As one of the bloodiest conflicts in history drew to a close, the fields of western Europe were as scarred as the combatants.
By August, 1918, most of the roads had deteriorated into muddy quagmires. A staggering 50% of the British Army was under 20 years old.
And the first effects of what was termed ‘Spanish Flu’ were being felt – a sickness that eventually killed thousands of soldiers who had been involved in the fighting along the Western Front.
Amidst the wreckage of land and life, however, there were many human stories of heroism and survival.
Now, 100 years on, the Gordon Highlanders Museum in Aberdeen is inviting north-east people to share their memories and images of their loved ones who fought in the First World War.
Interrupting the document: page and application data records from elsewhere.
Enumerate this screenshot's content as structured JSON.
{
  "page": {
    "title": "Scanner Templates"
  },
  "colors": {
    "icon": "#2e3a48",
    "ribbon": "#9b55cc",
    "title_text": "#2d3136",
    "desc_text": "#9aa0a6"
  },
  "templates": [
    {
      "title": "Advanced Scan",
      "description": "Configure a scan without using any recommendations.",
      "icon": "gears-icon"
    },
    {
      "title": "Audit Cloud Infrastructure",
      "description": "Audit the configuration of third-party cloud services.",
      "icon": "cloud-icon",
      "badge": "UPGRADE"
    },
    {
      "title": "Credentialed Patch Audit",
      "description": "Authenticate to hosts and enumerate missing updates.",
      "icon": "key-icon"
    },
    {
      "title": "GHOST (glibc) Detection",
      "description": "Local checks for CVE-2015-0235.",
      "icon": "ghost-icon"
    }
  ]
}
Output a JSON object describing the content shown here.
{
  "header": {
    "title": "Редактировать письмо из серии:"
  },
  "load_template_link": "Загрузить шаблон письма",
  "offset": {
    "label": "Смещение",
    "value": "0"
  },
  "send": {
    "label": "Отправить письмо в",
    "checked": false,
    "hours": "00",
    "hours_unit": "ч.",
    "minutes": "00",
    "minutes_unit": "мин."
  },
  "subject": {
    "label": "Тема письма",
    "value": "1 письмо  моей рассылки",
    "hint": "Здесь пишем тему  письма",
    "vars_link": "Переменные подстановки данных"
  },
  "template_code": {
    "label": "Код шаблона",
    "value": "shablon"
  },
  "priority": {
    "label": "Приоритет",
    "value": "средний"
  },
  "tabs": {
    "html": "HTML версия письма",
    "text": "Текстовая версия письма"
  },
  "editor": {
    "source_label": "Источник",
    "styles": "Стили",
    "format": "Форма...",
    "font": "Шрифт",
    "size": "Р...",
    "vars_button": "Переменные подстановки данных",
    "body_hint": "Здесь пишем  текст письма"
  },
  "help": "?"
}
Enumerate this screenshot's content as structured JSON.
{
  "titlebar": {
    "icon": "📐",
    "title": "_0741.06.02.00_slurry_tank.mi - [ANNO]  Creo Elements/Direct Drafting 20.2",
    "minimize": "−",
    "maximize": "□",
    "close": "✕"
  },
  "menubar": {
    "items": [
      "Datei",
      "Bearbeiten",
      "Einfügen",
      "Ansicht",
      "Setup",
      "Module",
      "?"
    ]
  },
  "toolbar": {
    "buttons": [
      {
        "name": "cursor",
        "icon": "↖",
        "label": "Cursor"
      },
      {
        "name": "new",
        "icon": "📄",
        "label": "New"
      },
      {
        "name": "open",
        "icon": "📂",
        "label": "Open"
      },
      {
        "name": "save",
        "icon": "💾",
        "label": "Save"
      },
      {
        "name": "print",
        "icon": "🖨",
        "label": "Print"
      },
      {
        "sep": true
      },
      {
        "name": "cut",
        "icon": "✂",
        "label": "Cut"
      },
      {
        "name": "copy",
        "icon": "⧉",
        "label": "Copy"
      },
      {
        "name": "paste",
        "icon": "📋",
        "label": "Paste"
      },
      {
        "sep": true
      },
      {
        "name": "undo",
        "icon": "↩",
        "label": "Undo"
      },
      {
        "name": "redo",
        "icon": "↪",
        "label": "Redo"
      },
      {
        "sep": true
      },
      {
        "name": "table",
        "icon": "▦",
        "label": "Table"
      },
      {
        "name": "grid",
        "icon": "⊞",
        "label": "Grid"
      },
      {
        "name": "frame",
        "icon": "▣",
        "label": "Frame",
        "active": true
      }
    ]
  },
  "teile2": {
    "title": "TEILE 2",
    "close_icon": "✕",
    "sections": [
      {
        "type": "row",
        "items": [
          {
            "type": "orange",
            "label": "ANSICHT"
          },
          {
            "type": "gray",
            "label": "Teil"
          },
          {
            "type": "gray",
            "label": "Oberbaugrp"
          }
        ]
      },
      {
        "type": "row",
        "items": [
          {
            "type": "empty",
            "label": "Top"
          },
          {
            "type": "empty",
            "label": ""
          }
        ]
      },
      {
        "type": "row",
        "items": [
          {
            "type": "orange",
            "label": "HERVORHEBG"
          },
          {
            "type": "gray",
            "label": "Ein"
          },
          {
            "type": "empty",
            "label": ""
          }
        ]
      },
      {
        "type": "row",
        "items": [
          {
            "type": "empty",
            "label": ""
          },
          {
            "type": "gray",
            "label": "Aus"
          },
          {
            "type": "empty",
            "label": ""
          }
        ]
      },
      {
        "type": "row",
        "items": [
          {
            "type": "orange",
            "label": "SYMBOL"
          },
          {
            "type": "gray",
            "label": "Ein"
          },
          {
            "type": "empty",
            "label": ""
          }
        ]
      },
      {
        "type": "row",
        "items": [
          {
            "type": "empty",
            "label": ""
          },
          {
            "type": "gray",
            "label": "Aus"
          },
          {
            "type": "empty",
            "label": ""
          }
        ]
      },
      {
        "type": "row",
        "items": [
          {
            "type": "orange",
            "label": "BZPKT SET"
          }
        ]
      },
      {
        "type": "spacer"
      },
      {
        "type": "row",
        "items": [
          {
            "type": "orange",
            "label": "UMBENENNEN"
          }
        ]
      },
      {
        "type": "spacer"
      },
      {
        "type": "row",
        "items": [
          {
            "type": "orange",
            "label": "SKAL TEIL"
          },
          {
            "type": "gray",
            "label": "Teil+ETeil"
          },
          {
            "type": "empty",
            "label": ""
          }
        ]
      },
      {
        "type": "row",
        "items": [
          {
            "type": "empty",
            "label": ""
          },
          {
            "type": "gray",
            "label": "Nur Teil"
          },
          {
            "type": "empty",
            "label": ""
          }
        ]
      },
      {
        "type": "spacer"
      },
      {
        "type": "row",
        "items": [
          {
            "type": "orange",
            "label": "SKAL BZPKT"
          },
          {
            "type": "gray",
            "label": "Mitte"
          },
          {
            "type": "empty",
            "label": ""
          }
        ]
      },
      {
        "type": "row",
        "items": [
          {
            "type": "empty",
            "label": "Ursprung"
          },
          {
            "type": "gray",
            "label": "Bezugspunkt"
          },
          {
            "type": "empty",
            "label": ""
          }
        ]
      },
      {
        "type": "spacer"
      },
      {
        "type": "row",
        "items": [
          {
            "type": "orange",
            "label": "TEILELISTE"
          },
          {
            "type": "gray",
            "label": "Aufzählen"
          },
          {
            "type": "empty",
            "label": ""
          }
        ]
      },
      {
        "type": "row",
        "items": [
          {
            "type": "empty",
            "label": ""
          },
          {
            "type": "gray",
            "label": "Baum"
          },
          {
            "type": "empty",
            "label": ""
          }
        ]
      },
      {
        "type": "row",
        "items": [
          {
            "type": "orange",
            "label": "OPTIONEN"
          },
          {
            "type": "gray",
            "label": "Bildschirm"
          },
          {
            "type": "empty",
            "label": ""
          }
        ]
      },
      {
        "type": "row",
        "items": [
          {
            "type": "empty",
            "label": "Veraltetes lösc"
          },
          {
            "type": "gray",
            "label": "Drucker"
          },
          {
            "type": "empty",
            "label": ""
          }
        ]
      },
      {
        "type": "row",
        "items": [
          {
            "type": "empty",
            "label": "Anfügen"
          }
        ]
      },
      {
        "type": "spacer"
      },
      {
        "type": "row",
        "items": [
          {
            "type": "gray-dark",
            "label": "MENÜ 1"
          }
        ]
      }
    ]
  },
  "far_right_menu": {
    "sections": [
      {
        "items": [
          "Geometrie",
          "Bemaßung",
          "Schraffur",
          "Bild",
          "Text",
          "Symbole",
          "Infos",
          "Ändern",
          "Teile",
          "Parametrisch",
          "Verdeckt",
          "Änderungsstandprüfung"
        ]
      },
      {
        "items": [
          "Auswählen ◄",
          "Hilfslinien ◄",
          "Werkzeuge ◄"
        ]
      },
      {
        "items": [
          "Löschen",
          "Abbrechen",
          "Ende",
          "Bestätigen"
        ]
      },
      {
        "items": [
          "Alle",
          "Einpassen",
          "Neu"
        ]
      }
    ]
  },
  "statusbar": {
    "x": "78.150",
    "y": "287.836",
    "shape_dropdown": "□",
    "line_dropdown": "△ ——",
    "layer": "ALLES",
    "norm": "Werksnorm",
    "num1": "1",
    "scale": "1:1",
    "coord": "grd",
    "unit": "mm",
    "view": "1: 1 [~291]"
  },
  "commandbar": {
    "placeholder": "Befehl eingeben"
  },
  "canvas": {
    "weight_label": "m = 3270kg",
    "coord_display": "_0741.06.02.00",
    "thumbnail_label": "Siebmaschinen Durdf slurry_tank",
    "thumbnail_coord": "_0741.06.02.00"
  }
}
The museum is launching a special series at its premises in the city’s Viewfield Road to chronicle what took place during the final three months of the conflict.
Entitled “The Last 100 Days: The Great Counter Offensive”, it will tell the often harrowing story of how the climactic period of hostilities unfolded.
The museum’s curator, Ruth Duncan, has been working with volunteers on preparing an interactive account of how the Allies eventually prevailed, in November 1918.
And she is keen to engage with the many north-east families, whose grandfathers and fathers, uncles, sons and nephews were among those who spearheaded the decisive offensive.
Ms Duncan said yesterday: “The campaign of 1918 is one of the most important of the First World War because the system of stagnant trench warfare that had characterised the conflict up to this point was finally shattered.
“But what of those who were there all those years ago? The museum volunteers have been hard at work over the past few months transcribing historical accounts of the Gordons’ movements to uncover an accurate reflection of every battalion’s movements in the final 100 days of the war, from actions in key battles to periods of rest.
“We are looking forward to sharing with our visitors the Gordons’ story of the final three months of the war and how it unfolded.
“We have been putting together a day-by-day account about what all the battalions of The Gordons Highlanders were doing during the last 100 days and it is going to be an interactive calendar.”
The exhibition will be updated on a weekly basis and visitors to the museum can check on how the Gordon Highlanders were pivotal in sealing the Allies’ success.
Anyone with images or stories to share can email firstname.lastname@example.org.